Anticancer drugs are known to cause an array of side effects for cancer patients. But new research suggests that both real and "sham" acupuncture treatments could help mitigate the side effects of these drugs for breast cancer patients. This is according to a study published in the journal Cancer.
Researchers from the University of Maryland Greenebaum Cancer Center in Baltimore, MD, led by Dr. Ting Bao, say their findings may help doctors improve the care of their cancer patients.
Additionally, they note that it raises the question as to whether sham acupuncture is ineffective, or whether it provides benefits like real acupuncture.
To reach their findings, the investigators analyzed 47 breast cancer survivors who were taking aromatase inhibitors - a type of hormonal therapy for breast and ovarian cancer that blocks the production of estrogen in body tissues to prevent the cancer from coming back.
All patients were suffering from stiffness and joint and muscle pain as a side effect of the therapy.
Around 50% of the patients received eight weekly acupuncture treatments, while the remaining patients received sham acupuncture.
The fake acupuncture involved the use of non-penetrating retractable needles that were placed in non-acupuncture points.
All patients were required to keep a "hot flash" diary.

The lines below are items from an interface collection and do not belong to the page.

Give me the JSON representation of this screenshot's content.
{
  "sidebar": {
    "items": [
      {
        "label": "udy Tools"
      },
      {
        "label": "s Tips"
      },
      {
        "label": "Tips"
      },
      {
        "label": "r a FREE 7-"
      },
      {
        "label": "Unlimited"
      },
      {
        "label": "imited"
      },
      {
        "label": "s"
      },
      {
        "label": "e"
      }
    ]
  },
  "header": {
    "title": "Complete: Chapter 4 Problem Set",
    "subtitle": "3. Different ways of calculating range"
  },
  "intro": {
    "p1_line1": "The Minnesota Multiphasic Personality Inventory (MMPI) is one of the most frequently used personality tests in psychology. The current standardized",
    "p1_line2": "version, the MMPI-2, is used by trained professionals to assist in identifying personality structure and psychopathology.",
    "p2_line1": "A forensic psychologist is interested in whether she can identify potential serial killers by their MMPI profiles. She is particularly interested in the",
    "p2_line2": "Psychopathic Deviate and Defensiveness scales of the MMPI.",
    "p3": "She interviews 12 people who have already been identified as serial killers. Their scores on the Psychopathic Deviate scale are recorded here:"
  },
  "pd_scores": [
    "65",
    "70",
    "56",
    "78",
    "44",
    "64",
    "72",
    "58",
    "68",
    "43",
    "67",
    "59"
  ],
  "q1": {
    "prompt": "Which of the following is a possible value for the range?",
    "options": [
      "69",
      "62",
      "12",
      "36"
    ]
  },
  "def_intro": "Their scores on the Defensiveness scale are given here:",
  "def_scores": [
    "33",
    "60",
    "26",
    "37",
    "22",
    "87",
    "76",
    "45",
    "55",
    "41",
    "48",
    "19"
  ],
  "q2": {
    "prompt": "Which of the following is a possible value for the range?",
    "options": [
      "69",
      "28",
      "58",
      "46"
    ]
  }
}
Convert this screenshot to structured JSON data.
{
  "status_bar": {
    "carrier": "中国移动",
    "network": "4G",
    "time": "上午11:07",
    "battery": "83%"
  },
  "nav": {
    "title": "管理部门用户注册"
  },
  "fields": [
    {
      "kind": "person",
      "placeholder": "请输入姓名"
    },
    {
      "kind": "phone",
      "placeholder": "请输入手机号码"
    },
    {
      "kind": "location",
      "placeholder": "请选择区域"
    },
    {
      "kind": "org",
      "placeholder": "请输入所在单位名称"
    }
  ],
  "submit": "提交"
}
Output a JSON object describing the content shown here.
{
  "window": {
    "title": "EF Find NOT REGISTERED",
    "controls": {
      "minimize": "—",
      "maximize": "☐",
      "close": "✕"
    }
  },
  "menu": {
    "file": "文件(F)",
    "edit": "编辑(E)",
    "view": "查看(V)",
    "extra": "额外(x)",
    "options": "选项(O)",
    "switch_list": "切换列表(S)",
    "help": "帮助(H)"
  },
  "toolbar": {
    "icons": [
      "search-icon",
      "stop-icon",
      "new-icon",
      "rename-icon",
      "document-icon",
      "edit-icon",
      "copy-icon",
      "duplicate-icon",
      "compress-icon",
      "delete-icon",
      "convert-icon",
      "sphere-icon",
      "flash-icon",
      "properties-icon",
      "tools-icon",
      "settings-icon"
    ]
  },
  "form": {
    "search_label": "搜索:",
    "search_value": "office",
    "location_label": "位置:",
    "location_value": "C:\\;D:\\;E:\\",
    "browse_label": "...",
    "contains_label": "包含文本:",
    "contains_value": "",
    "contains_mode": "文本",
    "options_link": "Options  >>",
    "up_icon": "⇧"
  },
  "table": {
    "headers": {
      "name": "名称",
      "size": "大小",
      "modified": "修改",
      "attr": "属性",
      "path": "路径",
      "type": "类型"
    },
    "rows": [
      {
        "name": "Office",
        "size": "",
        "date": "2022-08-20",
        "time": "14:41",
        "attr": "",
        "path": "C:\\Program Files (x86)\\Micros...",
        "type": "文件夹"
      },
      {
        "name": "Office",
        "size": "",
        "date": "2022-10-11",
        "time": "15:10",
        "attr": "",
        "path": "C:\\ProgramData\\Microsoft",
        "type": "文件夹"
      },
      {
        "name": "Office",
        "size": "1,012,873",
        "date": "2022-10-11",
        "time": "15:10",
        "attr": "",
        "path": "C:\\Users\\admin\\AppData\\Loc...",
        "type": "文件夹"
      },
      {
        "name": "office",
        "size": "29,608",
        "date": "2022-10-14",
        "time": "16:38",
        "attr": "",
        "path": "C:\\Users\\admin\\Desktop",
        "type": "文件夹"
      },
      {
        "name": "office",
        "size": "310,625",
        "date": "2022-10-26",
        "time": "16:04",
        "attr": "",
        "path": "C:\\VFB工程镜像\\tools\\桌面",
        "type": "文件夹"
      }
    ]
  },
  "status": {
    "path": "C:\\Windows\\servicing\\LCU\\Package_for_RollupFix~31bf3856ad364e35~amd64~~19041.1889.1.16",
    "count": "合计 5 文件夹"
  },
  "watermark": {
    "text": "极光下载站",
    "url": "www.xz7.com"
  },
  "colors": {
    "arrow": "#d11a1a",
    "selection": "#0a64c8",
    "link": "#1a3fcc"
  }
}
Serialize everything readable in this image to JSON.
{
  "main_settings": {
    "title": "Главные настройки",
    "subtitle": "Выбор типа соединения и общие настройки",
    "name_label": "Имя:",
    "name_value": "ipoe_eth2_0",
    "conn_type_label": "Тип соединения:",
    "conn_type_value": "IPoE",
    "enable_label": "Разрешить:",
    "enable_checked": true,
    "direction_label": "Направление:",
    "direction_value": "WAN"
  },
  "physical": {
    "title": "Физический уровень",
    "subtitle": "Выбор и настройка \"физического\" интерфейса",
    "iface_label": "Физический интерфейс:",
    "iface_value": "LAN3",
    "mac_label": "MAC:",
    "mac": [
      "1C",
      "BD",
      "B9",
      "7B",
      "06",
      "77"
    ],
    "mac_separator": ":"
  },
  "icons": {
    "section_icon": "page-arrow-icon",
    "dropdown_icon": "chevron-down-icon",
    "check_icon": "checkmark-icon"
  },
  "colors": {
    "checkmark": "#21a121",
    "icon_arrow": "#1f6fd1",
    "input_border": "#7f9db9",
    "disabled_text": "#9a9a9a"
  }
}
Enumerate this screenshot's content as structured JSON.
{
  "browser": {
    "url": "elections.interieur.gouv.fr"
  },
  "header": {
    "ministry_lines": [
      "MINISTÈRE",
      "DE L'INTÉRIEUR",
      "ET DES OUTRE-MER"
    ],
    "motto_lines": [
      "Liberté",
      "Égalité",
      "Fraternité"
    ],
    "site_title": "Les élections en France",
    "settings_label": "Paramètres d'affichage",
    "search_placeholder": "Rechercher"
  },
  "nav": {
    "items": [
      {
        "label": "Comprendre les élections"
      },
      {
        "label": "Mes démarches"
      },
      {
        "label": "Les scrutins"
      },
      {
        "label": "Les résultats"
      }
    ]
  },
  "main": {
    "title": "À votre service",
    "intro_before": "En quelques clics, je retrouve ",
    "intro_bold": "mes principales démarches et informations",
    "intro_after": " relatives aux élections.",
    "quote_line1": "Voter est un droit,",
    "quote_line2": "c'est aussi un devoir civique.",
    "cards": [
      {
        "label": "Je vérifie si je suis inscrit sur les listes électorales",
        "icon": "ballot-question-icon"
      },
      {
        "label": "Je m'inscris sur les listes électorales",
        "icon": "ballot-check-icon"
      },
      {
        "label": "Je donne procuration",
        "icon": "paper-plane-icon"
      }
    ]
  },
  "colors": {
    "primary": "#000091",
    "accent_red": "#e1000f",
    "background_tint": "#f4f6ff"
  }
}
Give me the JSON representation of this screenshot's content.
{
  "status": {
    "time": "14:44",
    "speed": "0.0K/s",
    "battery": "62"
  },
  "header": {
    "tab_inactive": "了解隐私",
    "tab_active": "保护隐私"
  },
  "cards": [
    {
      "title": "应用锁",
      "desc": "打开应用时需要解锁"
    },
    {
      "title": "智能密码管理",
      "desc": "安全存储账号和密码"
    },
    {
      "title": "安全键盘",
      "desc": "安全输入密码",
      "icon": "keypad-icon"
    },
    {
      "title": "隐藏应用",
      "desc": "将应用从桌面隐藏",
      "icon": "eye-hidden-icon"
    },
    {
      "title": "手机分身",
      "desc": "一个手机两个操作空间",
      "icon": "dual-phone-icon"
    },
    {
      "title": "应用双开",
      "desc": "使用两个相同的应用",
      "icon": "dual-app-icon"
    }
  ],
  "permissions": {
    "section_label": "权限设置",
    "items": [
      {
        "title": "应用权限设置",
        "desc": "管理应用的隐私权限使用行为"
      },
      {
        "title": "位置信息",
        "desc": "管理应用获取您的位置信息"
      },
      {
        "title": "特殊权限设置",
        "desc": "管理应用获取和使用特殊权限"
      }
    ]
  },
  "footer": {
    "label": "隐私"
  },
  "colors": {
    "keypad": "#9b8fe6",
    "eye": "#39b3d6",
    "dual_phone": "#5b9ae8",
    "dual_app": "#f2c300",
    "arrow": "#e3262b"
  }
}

These were used to measure the extent to which side effects of the aromatase inhibitors interfered with patients' daily life activities, including work, leisure activities, sleep, mood, concentration, sexuality, relations with others, enjoyment of life and overall quality of life.
The patients also self-reported the severity of their side effects at the baseline of the study, and at 4, 8 and 12 weeks following the start of acupuncture treatments.
Both acupuncture treatments 'successful'
Results of the study revealed that both groups of patients showed significant improvements in the severity of their side effects, as well as a significant reduction in interference with their daily life activities.
The researchers say they found very little difference in the benefits between the real acupuncture and the sham acupuncture.
"It could be that there is no difference, or it could be that in this small trial we just didn't have enough patients to detect a significant difference," says Dr. Bao.
Furthermore, the researchers say that patients showed no side effects from either acupuncture treatment.
Dr. Bao adds:
"This is important because other treatments for symptoms often do have side effects, so showing that this treatment works without side effects could be a big improvement in the treatment of cancer survivors."
However, the researchers point out that upon looking at racial differences, they found that the real acupuncture treatment improved the severity and frequency of side effects much more in African American women than the sham treatment, when compared with non-African American women.
The investigators say this finding may be important, as it suggests that acupuncture could be more effective in some ethnic groups over others.
More research is needed involving a larger group of patients, the researchers say, in order to further determine the benefits of acupuncture for breast cancer patients.
Medical News Today recently reported on a study suggesting that older breast cancer survivors can benefit from exercise programs.